── DATA IN THIS EXERCISE
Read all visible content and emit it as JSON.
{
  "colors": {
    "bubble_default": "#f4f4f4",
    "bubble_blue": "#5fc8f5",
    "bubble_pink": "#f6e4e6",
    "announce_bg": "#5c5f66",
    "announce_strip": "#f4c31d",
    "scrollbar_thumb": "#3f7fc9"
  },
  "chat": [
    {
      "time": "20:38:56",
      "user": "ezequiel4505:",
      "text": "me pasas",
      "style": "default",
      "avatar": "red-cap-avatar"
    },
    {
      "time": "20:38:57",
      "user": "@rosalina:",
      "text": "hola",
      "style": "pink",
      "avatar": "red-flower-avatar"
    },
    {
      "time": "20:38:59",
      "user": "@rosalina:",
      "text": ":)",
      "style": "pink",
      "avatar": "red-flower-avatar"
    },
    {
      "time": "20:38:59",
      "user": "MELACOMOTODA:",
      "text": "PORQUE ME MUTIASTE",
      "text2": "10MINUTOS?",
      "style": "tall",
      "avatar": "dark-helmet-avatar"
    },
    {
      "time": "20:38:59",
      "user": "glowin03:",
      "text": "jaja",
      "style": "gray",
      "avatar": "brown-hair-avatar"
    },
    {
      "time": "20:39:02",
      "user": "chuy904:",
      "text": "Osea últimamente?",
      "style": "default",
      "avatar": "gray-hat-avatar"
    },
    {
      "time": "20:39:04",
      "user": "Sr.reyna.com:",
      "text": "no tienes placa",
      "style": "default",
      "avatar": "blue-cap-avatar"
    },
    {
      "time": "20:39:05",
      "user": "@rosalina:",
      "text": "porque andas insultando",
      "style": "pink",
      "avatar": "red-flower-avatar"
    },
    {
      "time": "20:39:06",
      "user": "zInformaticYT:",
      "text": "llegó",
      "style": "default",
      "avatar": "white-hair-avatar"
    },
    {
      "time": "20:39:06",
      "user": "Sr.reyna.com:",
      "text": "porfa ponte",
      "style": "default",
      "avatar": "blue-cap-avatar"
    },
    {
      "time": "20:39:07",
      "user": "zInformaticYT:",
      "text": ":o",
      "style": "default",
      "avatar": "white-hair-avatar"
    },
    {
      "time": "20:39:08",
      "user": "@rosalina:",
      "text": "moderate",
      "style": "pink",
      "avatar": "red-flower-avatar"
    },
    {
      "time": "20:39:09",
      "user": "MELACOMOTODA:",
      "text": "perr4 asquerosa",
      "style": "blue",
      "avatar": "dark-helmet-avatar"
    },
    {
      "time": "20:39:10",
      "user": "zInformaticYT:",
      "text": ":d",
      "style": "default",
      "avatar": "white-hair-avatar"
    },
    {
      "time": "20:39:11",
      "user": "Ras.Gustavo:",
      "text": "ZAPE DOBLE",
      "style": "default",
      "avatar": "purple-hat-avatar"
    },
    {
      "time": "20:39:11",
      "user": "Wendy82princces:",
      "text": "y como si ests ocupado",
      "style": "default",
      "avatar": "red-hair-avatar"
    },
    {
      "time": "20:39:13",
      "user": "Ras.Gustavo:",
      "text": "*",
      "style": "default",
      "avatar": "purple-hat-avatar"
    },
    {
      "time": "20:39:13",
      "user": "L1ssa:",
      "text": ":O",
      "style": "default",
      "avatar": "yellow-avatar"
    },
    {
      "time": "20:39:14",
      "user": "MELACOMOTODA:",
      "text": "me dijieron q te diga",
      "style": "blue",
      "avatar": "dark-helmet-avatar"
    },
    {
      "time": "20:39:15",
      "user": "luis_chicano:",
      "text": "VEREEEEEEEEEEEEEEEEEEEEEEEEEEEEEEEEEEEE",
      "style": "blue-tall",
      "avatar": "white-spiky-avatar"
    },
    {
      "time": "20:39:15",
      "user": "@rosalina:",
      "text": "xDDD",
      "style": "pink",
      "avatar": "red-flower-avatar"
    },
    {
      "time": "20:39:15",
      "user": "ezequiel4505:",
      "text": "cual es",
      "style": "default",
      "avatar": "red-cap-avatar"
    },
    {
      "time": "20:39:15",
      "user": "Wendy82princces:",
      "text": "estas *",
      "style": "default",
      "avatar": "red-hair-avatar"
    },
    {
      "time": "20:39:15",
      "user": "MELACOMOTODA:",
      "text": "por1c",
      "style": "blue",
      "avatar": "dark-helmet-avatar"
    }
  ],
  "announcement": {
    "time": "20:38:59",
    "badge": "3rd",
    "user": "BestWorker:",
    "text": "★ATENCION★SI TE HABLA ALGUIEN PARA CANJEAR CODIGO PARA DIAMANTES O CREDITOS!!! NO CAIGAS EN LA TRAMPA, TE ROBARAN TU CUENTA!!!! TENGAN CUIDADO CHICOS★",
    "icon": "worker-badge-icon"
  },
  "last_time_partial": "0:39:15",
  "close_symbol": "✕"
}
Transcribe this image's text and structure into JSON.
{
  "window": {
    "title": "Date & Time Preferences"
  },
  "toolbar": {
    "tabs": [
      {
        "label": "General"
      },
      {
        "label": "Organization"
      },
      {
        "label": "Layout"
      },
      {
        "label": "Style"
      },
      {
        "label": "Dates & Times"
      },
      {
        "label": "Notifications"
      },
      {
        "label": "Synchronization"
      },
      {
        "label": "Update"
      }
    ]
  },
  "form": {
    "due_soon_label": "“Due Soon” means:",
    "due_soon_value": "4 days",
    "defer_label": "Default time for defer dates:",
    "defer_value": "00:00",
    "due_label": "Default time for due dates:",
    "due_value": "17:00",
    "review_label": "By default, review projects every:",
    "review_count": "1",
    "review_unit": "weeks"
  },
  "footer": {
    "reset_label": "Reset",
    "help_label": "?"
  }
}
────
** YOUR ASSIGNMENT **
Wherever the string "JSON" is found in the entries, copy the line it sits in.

** OUTPUT OF THE TASK **
Read all visible content and emit it as JSON.
Transcribe this image's text and structure into JSON.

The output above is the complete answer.